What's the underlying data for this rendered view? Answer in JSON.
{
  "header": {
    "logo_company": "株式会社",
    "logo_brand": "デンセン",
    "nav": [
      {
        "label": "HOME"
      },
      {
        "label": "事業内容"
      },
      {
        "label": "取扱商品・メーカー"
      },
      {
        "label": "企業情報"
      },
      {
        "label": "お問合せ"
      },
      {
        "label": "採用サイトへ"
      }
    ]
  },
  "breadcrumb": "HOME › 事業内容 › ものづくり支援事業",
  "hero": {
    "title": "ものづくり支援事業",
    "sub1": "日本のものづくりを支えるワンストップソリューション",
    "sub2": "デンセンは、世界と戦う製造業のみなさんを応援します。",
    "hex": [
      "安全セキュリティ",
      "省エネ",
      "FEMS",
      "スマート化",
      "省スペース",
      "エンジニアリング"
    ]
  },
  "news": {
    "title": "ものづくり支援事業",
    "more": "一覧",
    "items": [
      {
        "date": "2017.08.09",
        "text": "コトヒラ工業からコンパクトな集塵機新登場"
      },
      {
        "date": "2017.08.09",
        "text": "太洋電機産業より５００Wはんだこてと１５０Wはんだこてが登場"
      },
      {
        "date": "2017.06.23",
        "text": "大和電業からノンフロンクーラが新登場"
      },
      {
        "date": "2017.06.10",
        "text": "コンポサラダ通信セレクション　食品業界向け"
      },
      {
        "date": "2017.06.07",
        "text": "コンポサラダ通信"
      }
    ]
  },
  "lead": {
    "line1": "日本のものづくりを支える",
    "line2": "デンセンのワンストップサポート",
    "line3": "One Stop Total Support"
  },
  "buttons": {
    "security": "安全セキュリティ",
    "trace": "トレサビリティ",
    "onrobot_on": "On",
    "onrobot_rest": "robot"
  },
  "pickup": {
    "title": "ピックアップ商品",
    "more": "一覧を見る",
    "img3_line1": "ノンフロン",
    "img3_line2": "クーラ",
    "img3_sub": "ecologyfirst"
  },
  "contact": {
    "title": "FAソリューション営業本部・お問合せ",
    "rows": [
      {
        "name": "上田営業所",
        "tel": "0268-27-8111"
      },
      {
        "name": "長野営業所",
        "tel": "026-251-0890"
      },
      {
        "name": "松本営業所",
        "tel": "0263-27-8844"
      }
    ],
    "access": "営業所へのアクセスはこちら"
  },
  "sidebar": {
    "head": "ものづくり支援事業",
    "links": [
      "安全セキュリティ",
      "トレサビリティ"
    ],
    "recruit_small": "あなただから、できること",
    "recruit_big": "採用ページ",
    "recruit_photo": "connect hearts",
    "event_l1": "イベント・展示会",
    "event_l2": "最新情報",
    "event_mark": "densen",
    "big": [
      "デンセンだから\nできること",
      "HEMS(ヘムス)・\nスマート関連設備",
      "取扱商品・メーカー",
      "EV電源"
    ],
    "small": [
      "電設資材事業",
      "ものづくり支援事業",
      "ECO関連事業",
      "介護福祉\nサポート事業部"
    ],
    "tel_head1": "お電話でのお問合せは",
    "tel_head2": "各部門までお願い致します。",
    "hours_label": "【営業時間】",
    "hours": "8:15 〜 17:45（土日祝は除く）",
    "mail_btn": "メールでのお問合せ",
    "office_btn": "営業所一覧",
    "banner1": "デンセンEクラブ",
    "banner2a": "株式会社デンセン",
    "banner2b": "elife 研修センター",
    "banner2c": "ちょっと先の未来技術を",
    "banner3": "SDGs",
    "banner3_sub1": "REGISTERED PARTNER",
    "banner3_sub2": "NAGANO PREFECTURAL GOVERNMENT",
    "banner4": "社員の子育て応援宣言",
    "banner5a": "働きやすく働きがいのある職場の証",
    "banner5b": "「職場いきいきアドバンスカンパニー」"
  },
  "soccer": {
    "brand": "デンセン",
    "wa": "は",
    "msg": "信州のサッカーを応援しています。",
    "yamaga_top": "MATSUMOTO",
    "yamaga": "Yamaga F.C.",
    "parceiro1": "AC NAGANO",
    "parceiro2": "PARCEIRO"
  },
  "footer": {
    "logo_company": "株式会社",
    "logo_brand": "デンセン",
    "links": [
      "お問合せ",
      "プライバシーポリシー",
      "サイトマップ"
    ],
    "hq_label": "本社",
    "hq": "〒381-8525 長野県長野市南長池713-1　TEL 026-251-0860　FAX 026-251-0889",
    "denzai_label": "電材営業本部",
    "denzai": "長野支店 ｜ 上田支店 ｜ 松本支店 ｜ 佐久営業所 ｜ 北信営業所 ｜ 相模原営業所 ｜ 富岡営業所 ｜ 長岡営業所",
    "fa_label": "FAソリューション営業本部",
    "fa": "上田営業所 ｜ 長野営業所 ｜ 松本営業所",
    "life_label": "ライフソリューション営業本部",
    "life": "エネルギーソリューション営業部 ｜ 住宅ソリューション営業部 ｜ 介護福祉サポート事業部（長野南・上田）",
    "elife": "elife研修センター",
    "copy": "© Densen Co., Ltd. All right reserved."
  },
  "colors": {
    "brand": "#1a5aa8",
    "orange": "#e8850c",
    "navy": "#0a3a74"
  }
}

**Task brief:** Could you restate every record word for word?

**Exercise result:**
What's the underlying data for this rendered view? Answer in JSON.
{
  "header": {
    "logo_company": "株式会社",
    "logo_brand": "デンセン",
    "nav": [
      {
        "label": "HOME"
      },
      {
        "label": "事業内容"
      },
      {
        "label": "取扱商品・メーカー"
      },
      {
        "label": "企業情報"
      },
      {
        "label": "お問合せ"
      },
      {
        "label": "採用サイトへ"
      }
    ]
  },
  "breadcrumb": "HOME › 事業内容 › ものづくり支援事業",
  "hero": {
    "title": "ものづくり支援事業",
    "sub1": "日本のものづくりを支えるワンストップソリューション",
    "sub2": "デンセンは、世界と戦う製造業のみなさんを応援します。",
    "hex": [
      "安全セキュリティ",
      "省エネ",
      "FEMS",
      "スマート化",
      "省スペース",
      "エンジニアリング"
    ]
  },
  "news": {
    "title": "ものづくり支援事業",
    "more": "一覧",
    "items": [
      {
        "date": "2017.08.09",
        "text": "コトヒラ工業からコンパクトな集塵機新登場"
      },
      {
        "date": "2017.08.09",
        "text": "太洋電機産業より５００Wはんだこてと１５０Wはんだこてが登場"
      },
      {
        "date": "2017.06.23",
        "text": "大和電業からノンフロンクーラが新登場"
      },
      {
        "date": "2017.06.10",
        "text": "コンポサラダ通信セレクション　食品業界向け"
      },
      {
        "date": "2017.06.07",
        "text": "コンポサラダ通信"
      }
    ]
  },
  "lead": {
    "line1": "日本のものづくりを支える",
    "line2": "デンセンのワンストップサポート",
    "line3": "One Stop Total Support"
  },
  "buttons": {
    "security": "安全セキュリティ",
    "trace": "トレサビリティ",
    "onrobot_on": "On",
    "onrobot_rest": "robot"
  },
  "pickup": {
    "title": "ピックアップ商品",
    "more": "一覧を見る",
    "img3_line1": "ノンフロン",
    "img3_line2": "クーラ",
    "img3_sub": "ecologyfirst"
  },
  "contact": {
    "title": "FAソリューション営業本部・お問合せ",
    "rows": [
      {
        "name": "上田営業所",
        "tel": "0268-27-8111"
      },
      {
        "name": "長野営業所",
        "tel": "026-251-0890"
      },
      {
        "name": "松本営業所",
        "tel": "0263-27-8844"
      }
    ],
    "access": "営業所へのアクセスはこちら"
  },
  "sidebar": {
    "head": "ものづくり支援事業",
    "links": [
      "安全セキュリティ",
      "トレサビリティ"
    ],
    "recruit_small": "あなただから、できること",
    "recruit_big": "採用ページ",
    "recruit_photo": "connect hearts",
    "event_l1": "イベント・展示会",
    "event_l2": "最新情報",
    "event_mark": "densen",
    "big": [
      "デンセンだから\nできること",
      "HEMS(ヘムス)・\nスマート関連設備",
      "取扱商品・メーカー",
      "EV電源"
    ],
    "small": [
      "電設資材事業",
      "ものづくり支援事業",
      "ECO関連事業",
      "介護福祉\nサポート事業部"
    ],
    "tel_head1": "お電話でのお問合せは",
    "tel_head2": "各部門までお願い致します。",
    "hours_label": "【営業時間】",
    "hours": "8:15 〜 17:45（土日祝は除く）",
    "mail_btn": "メールでのお問合せ",
    "office_btn": "営業所一覧",
    "banner1": "デンセンEクラブ",
    "banner2a": "株式会社デンセン",
    "banner2b": "elife 研修センター",
    "banner2c": "ちょっと先の未来技術を",
    "banner3": "SDGs",
    "banner3_sub1": "REGISTERED PARTNER",
    "banner3_sub2": "NAGANO PREFECTURAL GOVERNMENT",
    "banner4": "社員の子育て応援宣言",
    "banner5a": "働きやすく働きがいのある職場の証",
    "banner5b": "「職場いきいきアドバンスカンパニー」"
  },
  "soccer": {
    "brand": "デンセン",
    "wa": "は",
    "msg": "信州のサッカーを応援しています。",
    "yamaga_top": "MATSUMOTO",
    "yamaga": "Yamaga F.C.",
    "parceiro1": "AC NAGANO",
    "parceiro2": "PARCEIRO"
  },
  "footer": {
    "logo_company": "株式会社",
    "logo_brand": "デンセン",
    "links": [
      "お問合せ",
      "プライバシーポリシー",
      "サイトマップ"
    ],
    "hq_label": "本社",
    "hq": "〒381-8525 長野県長野市南長池713-1　TEL 026-251-0860　FAX 026-251-0889",
    "denzai_label": "電材営業本部",
    "denzai": "長野支店 ｜ 上田支店 ｜ 松本支店 ｜ 佐久営業所 ｜ 北信営業所 ｜ 相模原営業所 ｜ 富岡営業所 ｜ 長岡営業所",
    "fa_label": "FAソリューション営業本部",
    "fa": "上田営業所 ｜ 長野営業所 ｜ 松本営業所",
    "life_label": "ライフソリューション営業本部",
    "life": "エネルギーソリューション営業部 ｜ 住宅ソリューション営業部 ｜ 介護福祉サポート事業部（長野南・上田）",
    "elife": "elife研修センター",
    "copy": "© Densen Co., Ltd. All right reserved."
  },
  "colors": {
    "brand": "#1a5aa8",
    "orange": "#e8850c",
    "navy": "#0a3a74"
  }
}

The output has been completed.